■ **Try it**
Please repeat the records word for word and skip the pictures.

Component data from apps and pages
++++++++++++++++++++

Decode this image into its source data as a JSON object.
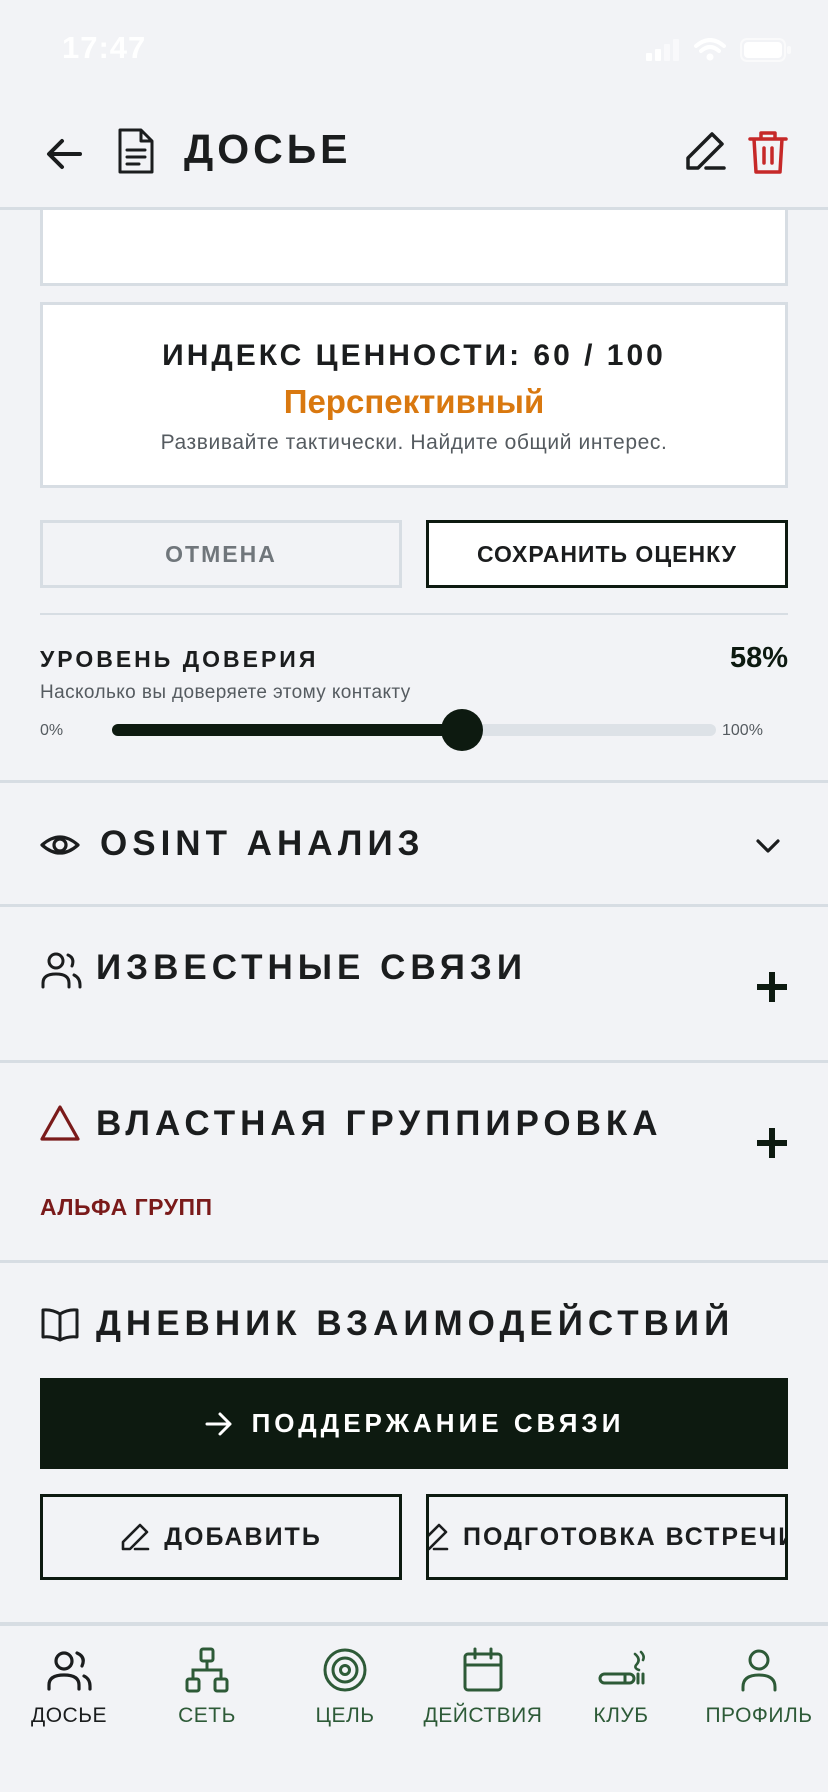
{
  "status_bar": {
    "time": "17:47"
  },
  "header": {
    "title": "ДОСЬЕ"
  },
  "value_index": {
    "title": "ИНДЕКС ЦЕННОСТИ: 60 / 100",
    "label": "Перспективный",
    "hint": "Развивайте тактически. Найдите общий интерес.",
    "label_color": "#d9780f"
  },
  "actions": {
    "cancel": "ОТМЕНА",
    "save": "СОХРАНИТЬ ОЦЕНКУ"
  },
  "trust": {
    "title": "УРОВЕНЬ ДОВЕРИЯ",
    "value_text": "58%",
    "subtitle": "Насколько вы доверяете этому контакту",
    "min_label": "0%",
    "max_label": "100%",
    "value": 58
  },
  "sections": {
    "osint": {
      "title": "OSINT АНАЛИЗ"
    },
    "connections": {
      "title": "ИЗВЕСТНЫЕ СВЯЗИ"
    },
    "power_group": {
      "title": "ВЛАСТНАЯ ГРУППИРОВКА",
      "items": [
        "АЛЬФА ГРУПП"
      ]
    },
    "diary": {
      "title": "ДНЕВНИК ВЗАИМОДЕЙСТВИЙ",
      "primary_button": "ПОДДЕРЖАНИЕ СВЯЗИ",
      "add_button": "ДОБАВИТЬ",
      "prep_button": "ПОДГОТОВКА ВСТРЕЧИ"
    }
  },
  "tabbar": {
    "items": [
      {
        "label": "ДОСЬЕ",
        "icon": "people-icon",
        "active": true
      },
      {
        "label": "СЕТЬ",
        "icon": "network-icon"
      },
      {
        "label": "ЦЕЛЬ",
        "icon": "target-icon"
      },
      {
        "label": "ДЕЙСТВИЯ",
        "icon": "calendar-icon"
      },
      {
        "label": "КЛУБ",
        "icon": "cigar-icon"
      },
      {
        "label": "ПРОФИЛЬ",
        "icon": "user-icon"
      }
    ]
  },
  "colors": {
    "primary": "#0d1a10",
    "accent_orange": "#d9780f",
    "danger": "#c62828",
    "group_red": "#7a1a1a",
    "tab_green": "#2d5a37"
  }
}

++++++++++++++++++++

■ **Answer area**
Decode this image into its source data as a JSON object.
{
  "status_bar": {
    "time": "17:47"
  },
  "header": {
    "title": "ДОСЬЕ"
  },
  "value_index": {
    "title": "ИНДЕКС ЦЕННОСТИ: 60 / 100",
    "label": "Перспективный",
    "hint": "Развивайте тактически. Найдите общий интерес.",
    "label_color": "#d9780f"
  },
  "actions": {
    "cancel": "ОТМЕНА",
    "save": "СОХРАНИТЬ ОЦЕНКУ"
  },
  "trust": {
    "title": "УРОВЕНЬ ДОВЕРИЯ",
    "value_text": "58%",
    "subtitle": "Насколько вы доверяете этому контакту",
    "min_label": "0%",
    "max_label": "100%",
    "value": 58
  },
  "sections": {
    "osint": {
      "title": "OSINT АНАЛИЗ"
    },
    "connections": {
      "title": "ИЗВЕСТНЫЕ СВЯЗИ"
    },
    "power_group": {
      "title": "ВЛАСТНАЯ ГРУППИРОВКА",
      "items": [
        "АЛЬФА ГРУПП"
      ]
    },
    "diary": {
      "title": "ДНЕВНИК ВЗАИМОДЕЙСТВИЙ",
      "primary_button": "ПОДДЕРЖАНИЕ СВЯЗИ",
      "add_button": "ДОБАВИТЬ",
      "prep_button": "ПОДГОТОВКА ВСТРЕЧИ"
    }
  },
  "tabbar": {
    "items": [
      {
        "label": "ДОСЬЕ",
        "icon": "people-icon",
        "active": true
      },
      {
        "label": "СЕТЬ",
        "icon": "network-icon"
      },
      {
        "label": "ЦЕЛЬ",
        "icon": "target-icon"
      },
      {
        "label": "ДЕЙСТВИЯ",
        "icon": "calendar-icon"
      },
      {
        "label": "КЛУБ",
        "icon": "cigar-icon"
      },
      {
        "label": "ПРОФИЛЬ",
        "icon": "user-icon"
      }
    ]
  },
  "colors": {
    "primary": "#0d1a10",
    "accent_orange": "#d9780f",
    "danger": "#c62828",
    "group_red": "#7a1a1a",
    "tab_green": "#2d5a37"
  }
}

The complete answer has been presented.